■ **Problem requirements**: The entries below contain pictures. Retype everything except those pictures, exactly as given.

■ **Available data**:
Start of Block

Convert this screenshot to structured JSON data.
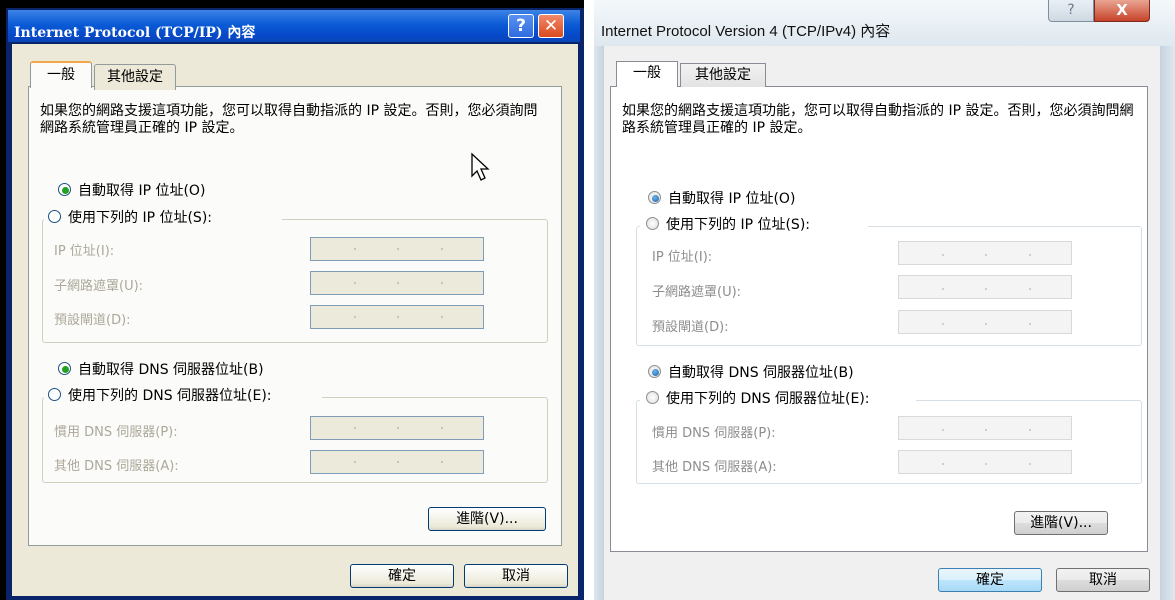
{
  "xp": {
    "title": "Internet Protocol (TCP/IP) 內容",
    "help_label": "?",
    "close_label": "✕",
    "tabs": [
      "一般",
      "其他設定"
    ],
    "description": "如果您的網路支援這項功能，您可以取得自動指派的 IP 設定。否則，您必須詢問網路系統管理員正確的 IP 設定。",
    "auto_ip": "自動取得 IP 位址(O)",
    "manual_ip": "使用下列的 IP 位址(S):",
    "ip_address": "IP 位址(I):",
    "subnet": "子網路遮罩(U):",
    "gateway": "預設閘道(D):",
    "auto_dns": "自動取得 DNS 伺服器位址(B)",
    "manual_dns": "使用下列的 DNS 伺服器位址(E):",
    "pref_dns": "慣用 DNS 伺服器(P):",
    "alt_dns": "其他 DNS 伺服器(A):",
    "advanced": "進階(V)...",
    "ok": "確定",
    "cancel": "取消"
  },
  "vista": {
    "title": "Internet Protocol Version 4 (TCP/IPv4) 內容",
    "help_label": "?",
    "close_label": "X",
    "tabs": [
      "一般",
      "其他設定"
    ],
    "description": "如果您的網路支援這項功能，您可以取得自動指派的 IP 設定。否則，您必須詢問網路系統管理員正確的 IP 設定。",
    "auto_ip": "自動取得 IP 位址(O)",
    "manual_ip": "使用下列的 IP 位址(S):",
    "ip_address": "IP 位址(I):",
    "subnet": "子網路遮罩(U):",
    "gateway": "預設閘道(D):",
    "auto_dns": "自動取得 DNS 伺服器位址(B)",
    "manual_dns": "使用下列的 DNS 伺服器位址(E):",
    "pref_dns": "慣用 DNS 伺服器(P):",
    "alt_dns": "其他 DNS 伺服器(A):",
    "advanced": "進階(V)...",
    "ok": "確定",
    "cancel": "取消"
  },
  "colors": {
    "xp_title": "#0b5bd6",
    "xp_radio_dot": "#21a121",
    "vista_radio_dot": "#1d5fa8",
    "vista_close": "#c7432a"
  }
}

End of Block

■ **Written reply**:
Convert this screenshot to structured JSON data.
{
  "xp": {
    "title": "Internet Protocol (TCP/IP) 內容",
    "help_label": "?",
    "close_label": "✕",
    "tabs": [
      "一般",
      "其他設定"
    ],
    "description": "如果您的網路支援這項功能，您可以取得自動指派的 IP 設定。否則，您必須詢問網路系統管理員正確的 IP 設定。",
    "auto_ip": "自動取得 IP 位址(O)",
    "manual_ip": "使用下列的 IP 位址(S):",
    "ip_address": "IP 位址(I):",
    "subnet": "子網路遮罩(U):",
    "gateway": "預設閘道(D):",
    "auto_dns": "自動取得 DNS 伺服器位址(B)",
    "manual_dns": "使用下列的 DNS 伺服器位址(E):",
    "pref_dns": "慣用 DNS 伺服器(P):",
    "alt_dns": "其他 DNS 伺服器(A):",
    "advanced": "進階(V)...",
    "ok": "確定",
    "cancel": "取消"
  },
  "vista": {
    "title": "Internet Protocol Version 4 (TCP/IPv4) 內容",
    "help_label": "?",
    "close_label": "X",
    "tabs": [
      "一般",
      "其他設定"
    ],
    "description": "如果您的網路支援這項功能，您可以取得自動指派的 IP 設定。否則，您必須詢問網路系統管理員正確的 IP 設定。",
    "auto_ip": "自動取得 IP 位址(O)",
    "manual_ip": "使用下列的 IP 位址(S):",
    "ip_address": "IP 位址(I):",
    "subnet": "子網路遮罩(U):",
    "gateway": "預設閘道(D):",
    "auto_dns": "自動取得 DNS 伺服器位址(B)",
    "manual_dns": "使用下列的 DNS 伺服器位址(E):",
    "pref_dns": "慣用 DNS 伺服器(P):",
    "alt_dns": "其他 DNS 伺服器(A):",
    "advanced": "進階(V)...",
    "ok": "確定",
    "cancel": "取消"
  },
  "colors": {
    "xp_title": "#0b5bd6",
    "xp_radio_dot": "#21a121",
    "vista_radio_dot": "#1d5fa8",
    "vista_close": "#c7432a"
  }
}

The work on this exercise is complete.